There are certain elements of a show which are sure-fire crowd pleasers: a beloved story, preferably with a holiday theme, and a cast that includes cute kids.
Based on the loud applause, the audience filled with families, and the raves I heard expressed when leaving the Woodland Opera House following its current production of “A Christmas Story,” by Philip Grecian, based on the stories of Jean Shepherd, this show is indeed a real crowd pleaser.
Unfortunately, it’s possible to be a crowd pleaser in spite of problems with the production.
The problems begin at the beginning with the narration of William Powers as the adult Ralph, who is remembering a very special childhood Christmas. Powers had difficulty with his lines throughout the show, often stumbling over them, repeating, them, or seeming to forget them. He improved significantly as the show progressed, but even when he did remember his lines, his delivery seemed stilted.
As the adult Ralph narrates, we follow the young Ralphie Parker (Drew Thomsen), the boy whose one dream for Christmas was an official, Red Ryder, Carbine-action, 200-Shot, Range Model, Air Rifle. Ralphie fantasizes meetings with Red Ryder himself and campaigns to convince his parents to get him the rifle for Christmas, though his mother (Jeannie Pytel) poo-poo’s the idea with every mother’s perennial excuse, “You’ll put your eye out.”

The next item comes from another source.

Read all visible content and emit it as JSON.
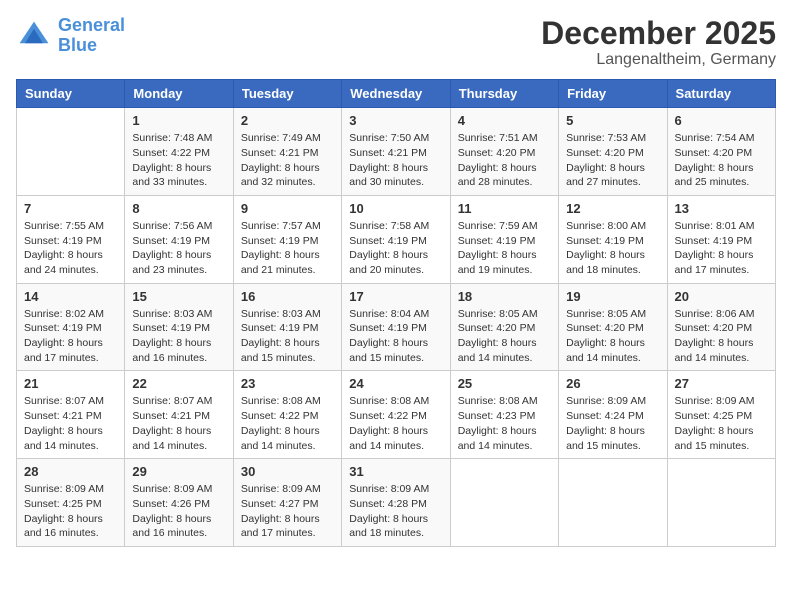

Drew Thomsen certainly looks the part. With his big glasses and innocent expression, you feel the boy’s longing for the perfect Christmas present. Unfortunately much of his dialogue was unintelligible as he tended to rush his lines. I also blame director Bobby Grainger for the failure of what should have been one of the biggest scenes in the play. We have watched Ralphie go through hopes, prayers, and all sorts of tricks to convince his parents that he should be given the wonderful rifle. Yet, when he has given up all hope of receiving it, and then opens the box which contains the rifle he desires so strongly, he is expressionless. There is no surprise, no excitement, no joy, no nothing. One of the biggest anti-climactic moments you’re likely to see on a stage. Having seen what Thomsen can do in his Elly-nominated performance in “Boxcar Children,” I know he is capable of much better.
Most of the rest of the children in the cast are from one family. William Black plays Randy, Ralphie’s little brother who likes to hide under or behind furniture. When his mother dresses him up to go outside, he looks like a character out of South Park.
Emma Black is Schwartz, friend and classmate of Ralphie. Since Schwartz is never out of jacket and cap, it’s not obvious that the actor is actually a girl and she plays a convincing boy.
Sara Black is Esther Jane Alberry, who has a crush on Ralphie. She’s adorable and succeeds in communicating much without saying much.
Jordan Black is the bully Scut Farkas. Her height gives the perfect size differential to make her convincing as a bully, and I always thought the career path she follows (which we learn from the narrator) seems ideally suited to someone who grew up as a bully!
The last two children in the cast are Sam Kyser as Flick, who makes a memorable image getting his tongue stuck to the icy metal pole in the school yard, and Jocylyn Favors as Helen, another classmate.
Mark Fejta is “The Old Man,” Ralphie’s father, and is very funny. He has some nice physical shtik and does it well. Jeannie Pytel plays an typical 50s wife, who lets her husband take the limelight, but who is really the central figure in the family. The parents’ various scenes in Ralphie’s fantasy are particularly good.
Regina Stafford plays Ralphie’s teacher who does a fabulous Margaret Hamilton impression in one scene.
The Act 2 visit to Santa scene may have been one of the best in the show and the setting for it was very imaginative.
Jeff Kean and Doug Keowen have created a fun set with indoor and outdoor scenes ingeniously designed.
I wish that this had been a better production since so many elements were good, but when pulled together just didn’t work as well as it should have, though the improvement in Act 2 gives hope for a better Act 1 in future performances.